_Exercise goal_. Where a line below holds the string "this", that line goes into the answer.

_Extracted data_.

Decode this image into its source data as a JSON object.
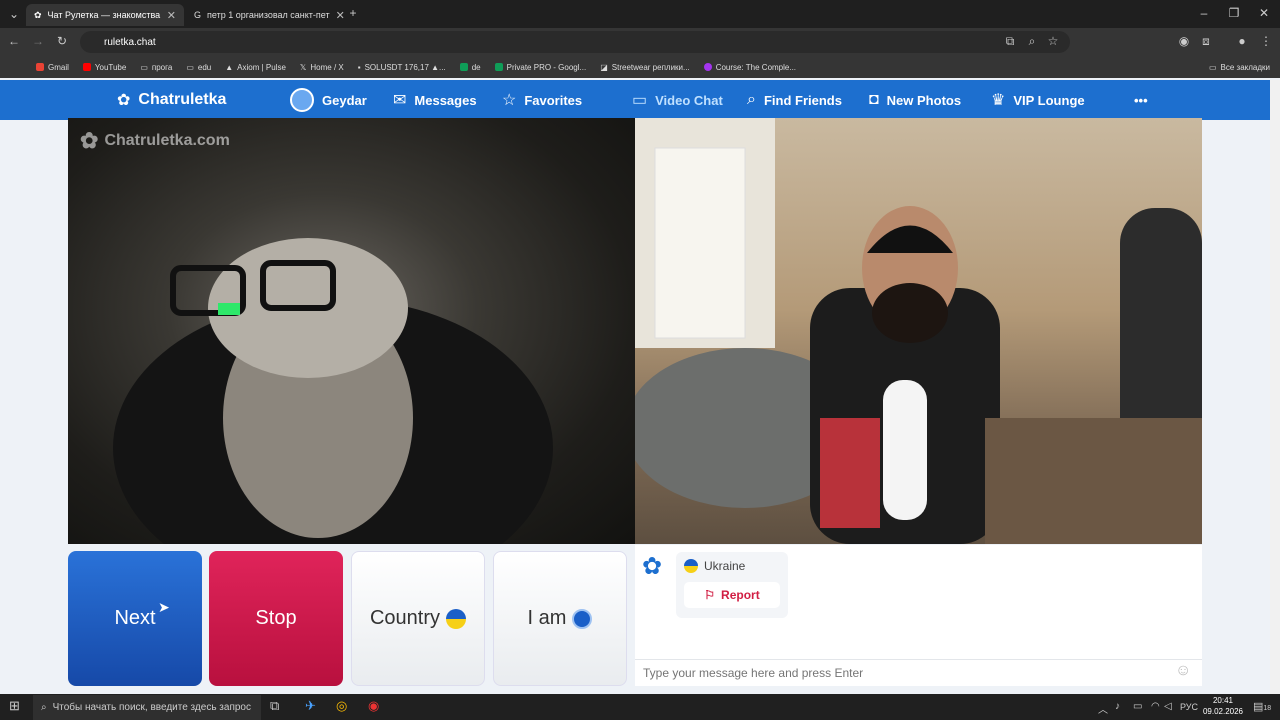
{
  "browser": {
    "tabs": [
      {
        "title": "Чат Рулетка — знакомства"
      },
      {
        "title": "петр 1 организовал санкт-пет"
      }
    ],
    "address": "ruletka.chat",
    "bookmarks": [
      "Gmail",
      "YouTube",
      "прога",
      "edu",
      "Axiom | Pulse",
      "Home / X",
      "SOLUSDT 176,17 ▲...",
      "de",
      "Private PRO - Googl...",
      "Streetwear реплики...",
      "Course: The Comple..."
    ],
    "all_bookmarks": "Все закладки"
  },
  "site": {
    "logo": "Chatruletka",
    "nav": {
      "user": "Geydar",
      "messages": "Messages",
      "favorites": "Favorites",
      "video_chat": "Video Chat",
      "find_friends": "Find Friends",
      "new_photos": "New Photos",
      "vip_lounge": "VIP Lounge",
      "more": "•••"
    },
    "watermark": "Chatruletka.com",
    "buttons": {
      "next": "Next",
      "stop": "Stop",
      "country": "Country",
      "iam": "I am"
    },
    "chat": {
      "partner_country": "Ukraine",
      "report": "Report",
      "placeholder": "Type your message here and press Enter"
    }
  },
  "taskbar": {
    "search_placeholder": "Чтобы начать поиск, введите здесь запрос",
    "lang": "РУС",
    "time": "20:41",
    "date": "09.02.2026",
    "notifications": "18"
  },
  "colors": {
    "nav_blue": "#1d6fcf",
    "next_blue": "#1f5fc4",
    "stop_red": "#d0184d"
  }
}
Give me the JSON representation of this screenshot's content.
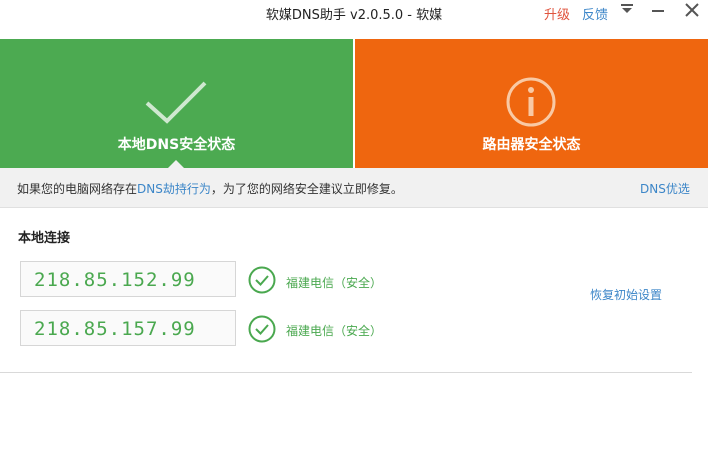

_Solution to the problem_.
Decode this image into its source data as a JSON object.
Give me the JSON representation of this screenshot's content.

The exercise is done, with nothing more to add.